Accessibility Study of interactive maps and design recommendation to enhance screen reader accessibility
Digital maps have been an integral part of modern life. We use digital maps online and offline on our smartphones, tablets, computers, kiosks, etc. Whether to venture into an unknown location, check the latest traffic update, update on the weather forecast, we come across digital maps every day. While maps have successfully evolved into digital form from paper and other physical mediums, how much evolution present-day digital maps have observed to ensure accessibility and implementation of universal design principles? Relying exclusively on the fundamental medium to present information on the maps essentially creates a barrier to several groups of people.

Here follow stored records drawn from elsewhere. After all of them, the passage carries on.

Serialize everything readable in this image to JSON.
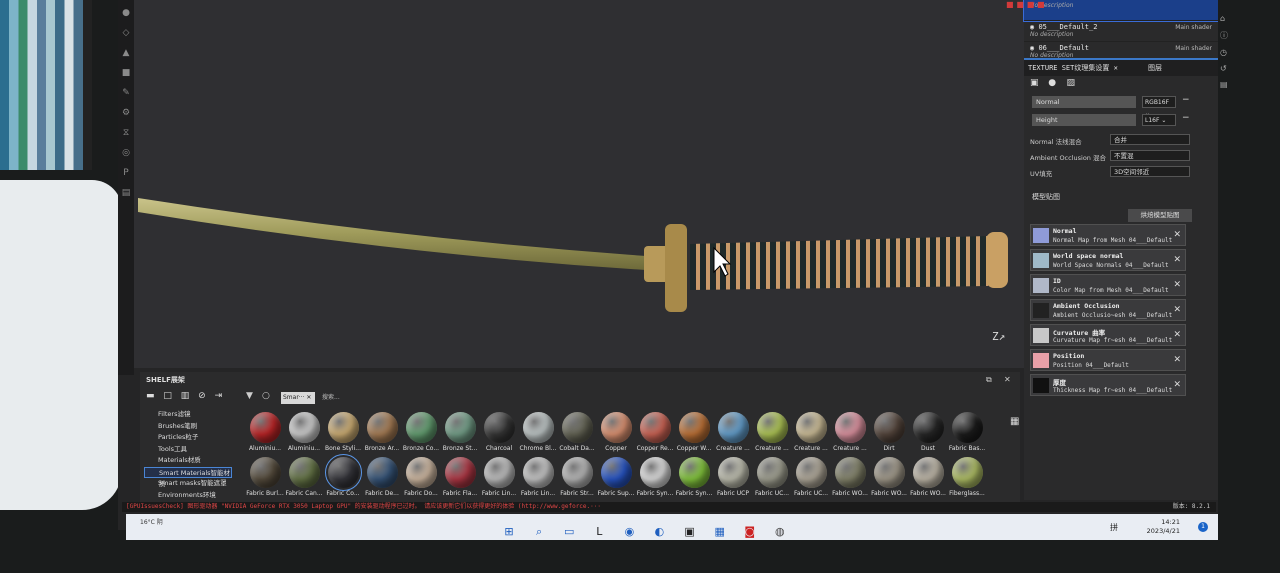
{
  "layers": [
    {
      "name": "",
      "desc": "No description",
      "shader": "",
      "selected": true
    },
    {
      "name": "05___Default_2",
      "desc": "No description",
      "shader": "Main shader",
      "selected": false
    },
    {
      "name": "06___Default",
      "desc": "No description",
      "shader": "Main shader",
      "selected": false
    }
  ],
  "panel_tabs": {
    "tab1": "TEXTURE SET纹理集设置",
    "tab1_close": "✕",
    "tab2": "图层"
  },
  "channels": [
    {
      "name": "Normal",
      "format": "RGB16F"
    },
    {
      "name": "Height",
      "format": "L16F"
    }
  ],
  "settings": [
    {
      "label": "Normal 法线混合",
      "value": "合并"
    },
    {
      "label": "Ambient Occlusion 混合",
      "value": "不置混"
    },
    {
      "label": "UV填充",
      "value": "3D空间邻近"
    }
  ],
  "bake": {
    "heading": "模型贴图",
    "button": "烘焙模型贴图"
  },
  "maps": [
    {
      "title": "Normal",
      "sub": "Normal Map from Mesh 04___Default",
      "color": "#8f9bd8"
    },
    {
      "title": "World space normal",
      "sub": "World Space Normals 04___Default",
      "color": "#9fb9c8"
    },
    {
      "title": "ID",
      "sub": "Color Map from Mesh 04___Default",
      "color": "#b0b8c8"
    },
    {
      "title": "Ambient Occlusion",
      "sub": "Ambient Occlusio~esh 04___Default",
      "color": "#222222"
    },
    {
      "title": "Curvature 曲率",
      "sub": "Curvature Map fr~esh 04___Default",
      "color": "#c8c8c8"
    },
    {
      "title": "Position",
      "sub": "Position 04___Default",
      "color": "#e8a0a8"
    },
    {
      "title": "厚度",
      "sub": "Thickness Map fr~esh 04___Default",
      "color": "#111111"
    }
  ],
  "shelf": {
    "title": "SHELF展架",
    "search_placeholder": "搜索...",
    "search_tag": "Smar··· ✕",
    "categories": [
      {
        "label": "Filters滤镜",
        "selected": false
      },
      {
        "label": "Brushes笔刷",
        "selected": false
      },
      {
        "label": "Particles粒子",
        "selected": false
      },
      {
        "label": "Tools工具",
        "selected": false
      },
      {
        "label": "Materials材质",
        "selected": false
      },
      {
        "label": "Smart Materials智能材质",
        "selected": true
      },
      {
        "label": "Smart masks智能遮罩",
        "selected": false
      },
      {
        "label": "Environments环境",
        "selected": false
      }
    ],
    "materials_row1": [
      {
        "name": "Aluminiu...",
        "color": "#c8282a"
      },
      {
        "name": "Aluminiu...",
        "color": "#d8d8d8"
      },
      {
        "name": "Bone Styli...",
        "color": "#d8b77a"
      },
      {
        "name": "Bronze Ar...",
        "color": "#b0845a"
      },
      {
        "name": "Bronze Co...",
        "color": "#6aa878"
      },
      {
        "name": "Bronze St...",
        "color": "#7aa890"
      },
      {
        "name": "Charcoal",
        "color": "#3a3a3a"
      },
      {
        "name": "Chrome Bl...",
        "color": "#c8d0d0"
      },
      {
        "name": "Cobalt Da...",
        "color": "#6a6a5a"
      },
      {
        "name": "Copper",
        "color": "#e89a78"
      },
      {
        "name": "Copper Re...",
        "color": "#d86a5a"
      },
      {
        "name": "Copper W...",
        "color": "#c8783a"
      },
      {
        "name": "Creature ...",
        "color": "#6aa8d8"
      },
      {
        "name": "Creature ...",
        "color": "#b8d05a"
      },
      {
        "name": "Creature ...",
        "color": "#d8c8a0"
      },
      {
        "name": "Creature ...",
        "color": "#e89aa8"
      },
      {
        "name": "Dirt",
        "color": "#5a4a40"
      },
      {
        "name": "Dust",
        "color": "#2a2a2a"
      },
      {
        "name": "Fabric Bas...",
        "color": "#1e1e1e"
      }
    ],
    "materials_row2": [
      {
        "name": "Fabric Burl...",
        "color": "#5a5040",
        "selected": false
      },
      {
        "name": "Fabric Can...",
        "color": "#6a7a4a",
        "selected": false
      },
      {
        "name": "Fabric Co...",
        "color": "#3a3a40",
        "selected": true
      },
      {
        "name": "Fabric De...",
        "color": "#3a5a80",
        "selected": false
      },
      {
        "name": "Fabric Do...",
        "color": "#d8c0a8",
        "selected": false
      },
      {
        "name": "Fabric Fla...",
        "color": "#b83a48",
        "selected": false
      },
      {
        "name": "Fabric Lin...",
        "color": "#c8c8c8",
        "selected": false
      },
      {
        "name": "Fabric Lin...",
        "color": "#d0d0d0",
        "selected": false
      },
      {
        "name": "Fabric Str...",
        "color": "#c0c0c0",
        "selected": false
      },
      {
        "name": "Fabric Sup...",
        "color": "#2a5ad0",
        "selected": false
      },
      {
        "name": "Fabric Syn...",
        "color": "#e8e8e8",
        "selected": false
      },
      {
        "name": "Fabric Syn...",
        "color": "#8ad040",
        "selected": false
      },
      {
        "name": "Fabric UCP",
        "color": "#c8c8b8",
        "selected": false
      },
      {
        "name": "Fabric UC...",
        "color": "#a8a898",
        "selected": false
      },
      {
        "name": "Fabric UC...",
        "color": "#b8b0a0",
        "selected": false
      },
      {
        "name": "Fabric WO...",
        "color": "#8a8a70",
        "selected": false
      },
      {
        "name": "Fabric WO...",
        "color": "#a8a090",
        "selected": false
      },
      {
        "name": "Fabric WO...",
        "color": "#c8c0b0",
        "selected": false
      },
      {
        "name": "Fiberglass...",
        "color": "#b8c86a",
        "selected": false
      }
    ]
  },
  "console": {
    "text": "[GPUIssuesCheck] 图形驱动器 \"NVIDIA GeForce RTX 3050 Laptop GPU\" 的安装驱动程序已过时。 请应该更新它们以获得更好的体验  (http://www.geforce.···",
    "right": "版本: 8.2.1"
  },
  "taskbar": {
    "weather": "16°C 阴",
    "time": "14:21",
    "date": "2023/4/21",
    "ime": "拼",
    "notifications": "1"
  },
  "gizmo": "Z",
  "colors": {
    "accent": "#3b78c8",
    "selected_layer": "#1b3f8a",
    "warning": "#e04646"
  }
}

Maps by nature have to rely on graphical medium to present its information content. But the users who have temporary or permanent and limited to no visual ability are excluded from reading maps for this reason. In this thesis, we have conducted a systematic literature review to discover the research gaps of accessibility in digital maps, focusing on map exploration and screen reader technologies. We then selected several most visited websites in Norway featuring digital maps and performed accessibility evaluation using relevant WCAG guidelines with accessibility compliance experts. To discover further accessibility issues from users, we conducted semi-structured interviews with participants with varying degrees of visual impairments. The result from three data collection indicates that interactive maps are not screen reader accessible at all. There is an apparent research gap in alternative text accessibility in maps and both expert accessibility evaluators and interview participants commonly agreed with multiple accessibility issues on contemporary interactive maps on diverse platforms. Based on interview feedback and accessibility expertise, several interactive maps design recommendation was introduced and discussed as a solution.
Hasan, Sayed Kamrul